M, 88 minutes

4 Stars


Review by @ Jane Freebury

The first frames of Sweet As are tough. It opens on an Indigenous teenager shoplifting then returning home to barricade herself in her room for a meal of dry instant noodles while her mother hosts a boozy, blokey party. Things are on the brink of a serious turn for the worse for this 16-year-old.

Luckily for her, there are other family around who have overlook, besides the troubled single mother. A young policeman, Ian (Mark Coles Smith of recent Mystery Road Origin fame), arrives on the scene, taking Murra (Shantae Barnes-Cowan) away to safety, but not before the girl’s mother, Grace (Ngaire Pigram), has driven off too. Clearing out when things get complicated has been something she’s been prone to all along.

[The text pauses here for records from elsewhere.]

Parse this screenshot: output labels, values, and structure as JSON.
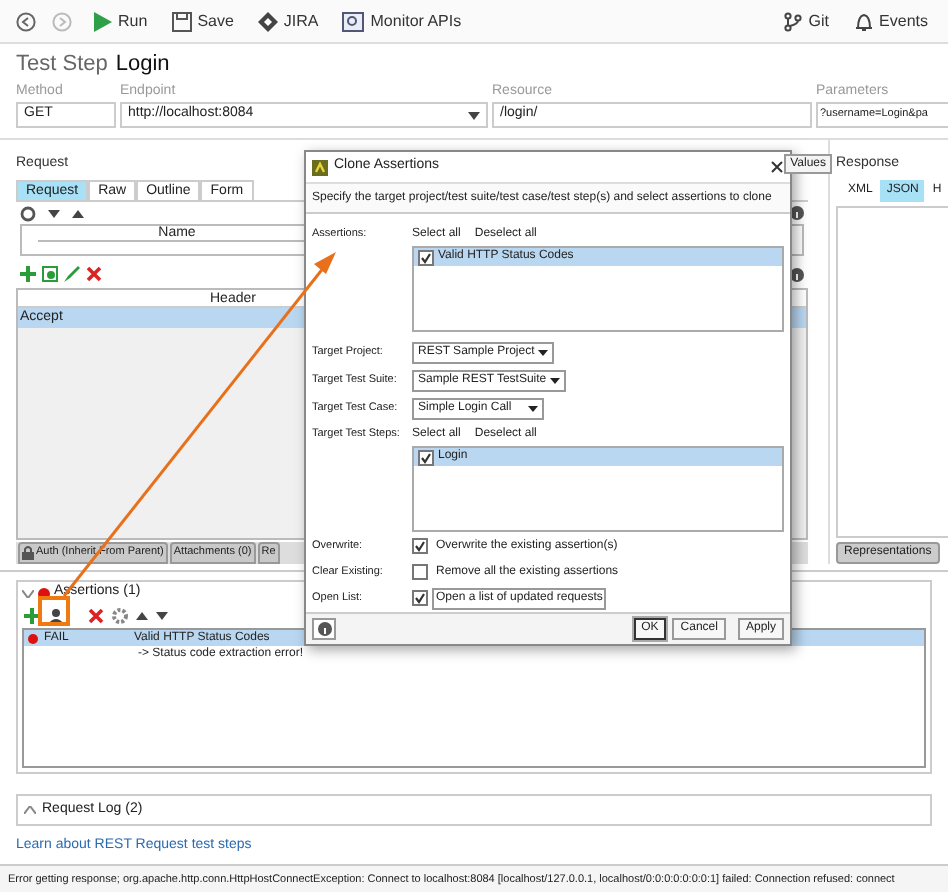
{
  "toolbar": {
    "items": [
      {
        "kind": "back"
      },
      {
        "kind": "forward"
      },
      {
        "kind": "run",
        "label": "Run"
      },
      {
        "kind": "save",
        "label": "Save"
      },
      {
        "kind": "jira",
        "label": "JIRA"
      },
      {
        "kind": "monitor",
        "label": "Monitor APIs"
      }
    ],
    "right_items": [
      {
        "kind": "git",
        "label": "Git"
      },
      {
        "kind": "events",
        "label": "Events"
      }
    ]
  },
  "header": {
    "prefix": "Test Step",
    "name": "Login"
  },
  "fields": [
    {
      "label": "Method",
      "value": "GET"
    },
    {
      "label": "Endpoint",
      "value": "http://localhost:8084",
      "dropdown": true
    },
    {
      "label": "Resource",
      "value": "/login/"
    },
    {
      "label": "Parameters",
      "value": "?username=Login&pa"
    }
  ],
  "request": {
    "title": "Request",
    "tabs": [
      {
        "label": "Request",
        "selected": true
      },
      {
        "label": "Raw",
        "selected": false
      },
      {
        "label": "Outline",
        "selected": false
      },
      {
        "label": "Form",
        "selected": false
      }
    ],
    "values_button": "Values",
    "params_column": "Name",
    "headers_column": "Header",
    "header_rows": [
      {
        "name": "Accept",
        "selected": true
      }
    ],
    "bottom_tabs": [
      {
        "label": "Auth (Inherit From Parent)",
        "kind": "lock"
      },
      {
        "label": "Attachments (0)"
      },
      {
        "label": "Re"
      }
    ]
  },
  "response": {
    "title": "Response",
    "tabs": [
      {
        "label": "XML",
        "selected": false
      },
      {
        "label": "JSON",
        "selected": true
      },
      {
        "label": "H",
        "selected": false
      }
    ],
    "bottom_button": "Representations"
  },
  "assertions": {
    "title": "Assertions (1)",
    "expanded": true,
    "rows": [
      {
        "status": "FAIL",
        "name": "Valid HTTP Status Codes",
        "detail": "-> Status code extraction error!",
        "selected": true
      }
    ]
  },
  "request_log": {
    "title": "Request Log (2)",
    "expanded": false
  },
  "link": "Learn about REST Request test steps",
  "status_bar": "Error getting response; org.apache.http.conn.HttpHostConnectException: Connect to localhost:8084 [localhost/127.0.0.1, localhost/0:0:0:0:0:0:0:1] failed: Connection refused: connect",
  "dialog": {
    "title": "Clone Assertions",
    "description": "Specify the target project/test suite/test case/test step(s) and select assertions to clone",
    "assertions_label": "Assertions:",
    "select_all": "Select all",
    "deselect_all": "Deselect all",
    "assertion_items": [
      {
        "label": "Valid HTTP Status Codes",
        "checked": true,
        "selected": true
      }
    ],
    "combos": [
      {
        "label": "Target Project:",
        "value": "REST Sample Project"
      },
      {
        "label": "Target Test Suite:",
        "value": "Sample REST TestSuite"
      },
      {
        "label": "Target Test Case:",
        "value": "Simple Login Call"
      }
    ],
    "steps_label": "Target Test Steps:",
    "steps_select_all": "Select all",
    "steps_deselect_all": "Deselect all",
    "step_items": [
      {
        "label": "Login",
        "checked": true,
        "selected": true
      }
    ],
    "options": [
      {
        "label": "Overwrite:",
        "text": "Overwrite the existing assertion(s)",
        "checked": true,
        "focused": false
      },
      {
        "label": "Clear Existing:",
        "text": "Remove all the existing assertions",
        "checked": false,
        "focused": false
      },
      {
        "label": "Open List:",
        "text": "Open a list of updated requests",
        "checked": true,
        "focused": true
      }
    ],
    "buttons": [
      {
        "label": "OK",
        "default": true
      },
      {
        "label": "Cancel",
        "default": false
      },
      {
        "label": "Apply",
        "default": false
      }
    ]
  }
}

Were it not for the issues that make Murra’s life hell, home might have been a pretty cool place. A cottage painted in the vibrant colours of the region, turquoise blue and burnt orange, with a scarlet bougainvillea out front, and the sea on one side and the road out on the other. Sweet As is set in the remote Pilbara of western Australia, a region where the filmmaker, Jub Clerc, grew up. The highlight of its astounding landscapes captured by cinematographer  Katie Milwright, is beautiful Karijini Gorge.

Sweet As is inspired by Clerc’s own experiences as an at-risk Indigenous adolescent growing up between Broome and Port Hedland.

At a critical point in her young life, the director was sent on a ‘photo safari’ too

After a camera was put into her hands, it changed her life. This first feature film, after working in the industry on various projects, was invited to film festivals around Australia last year, and became the first Australian feature to win an award for Asian cinema at the Toronto International Film Festival. The film’s screenplay is a collaboration between Clerc and Steve Rodgers.

Despite the risks she faces, Murra doesn’t welcome a change when Ian, an uncle in this region where everyone is related, intervenes. He signs her up for a seven-day field trip in the Pilbara with three other teens who are also at-risk. It’s a mixed-race combo of family dysfunction that is sketched in as each of the teenagers are dropped off at the bus, and into the charge of Mitch (Tasma Walton) and Fernando, the volunteer team leaders.

The first thing they must do is hand in their mobile phones. In exchange they are each given a camera, with instructions from stills photography expert Fernando (Carlos Sanson Jr) to take the time to capture images that tell a story. Early on, Murra steals a shot of Fernando that she inscribes with the caption ‘Luberly Thing’. Her attraction for the Nicaraguan-born outsider is one of the running themes that drives the narrative.

Barnes-Cowan, whose credits include the terrific TV series Total Control, is strong and persuasive in her lead role here, conveying much with a stern look and a light touch. She and the other young actors bring a touching authenticity to their characters, struggling with various painful kinds of angst. Like the relationship that Mikayla Levy’s Kylie has with an older man who may be her mother’s partner or lover, and the demons that Andrew Wallace’s Sean is dealing with. The playful, party persona of Pedrea Jackson’s Elvis obviously masks trauma too.

The risks out-of-control kids run are referenced, but never followed through, in this tender, hopeful story

Along the way, when Murra manages to get a passing construction worker to buy her cheap cask wine, it’s clear she has done that kind of thing before. Fuelled with goon, the kids leave Mitch and Fernando behind at their motel and run riot at some local parks and swimming pool, before the hi-jinks begin to put the girls in jeopardy.

As payback for their mischief, the team leaders drive off without warning, leaving the teens alone for a day and night, forcing them to draw on their survival and teamwork skills to pull through. And, of course, they do.

It may sound predictable, and the upward inflection at the end may seem a stretch in a region blighted with youth and community issues, however a fresh and assured perspective that takes audiences on a road trip through the magnificent North-West has its place too.

First published in the Canberra Times on 2 June 2023. Jane’s reviews are also published on Rotten Tomatoes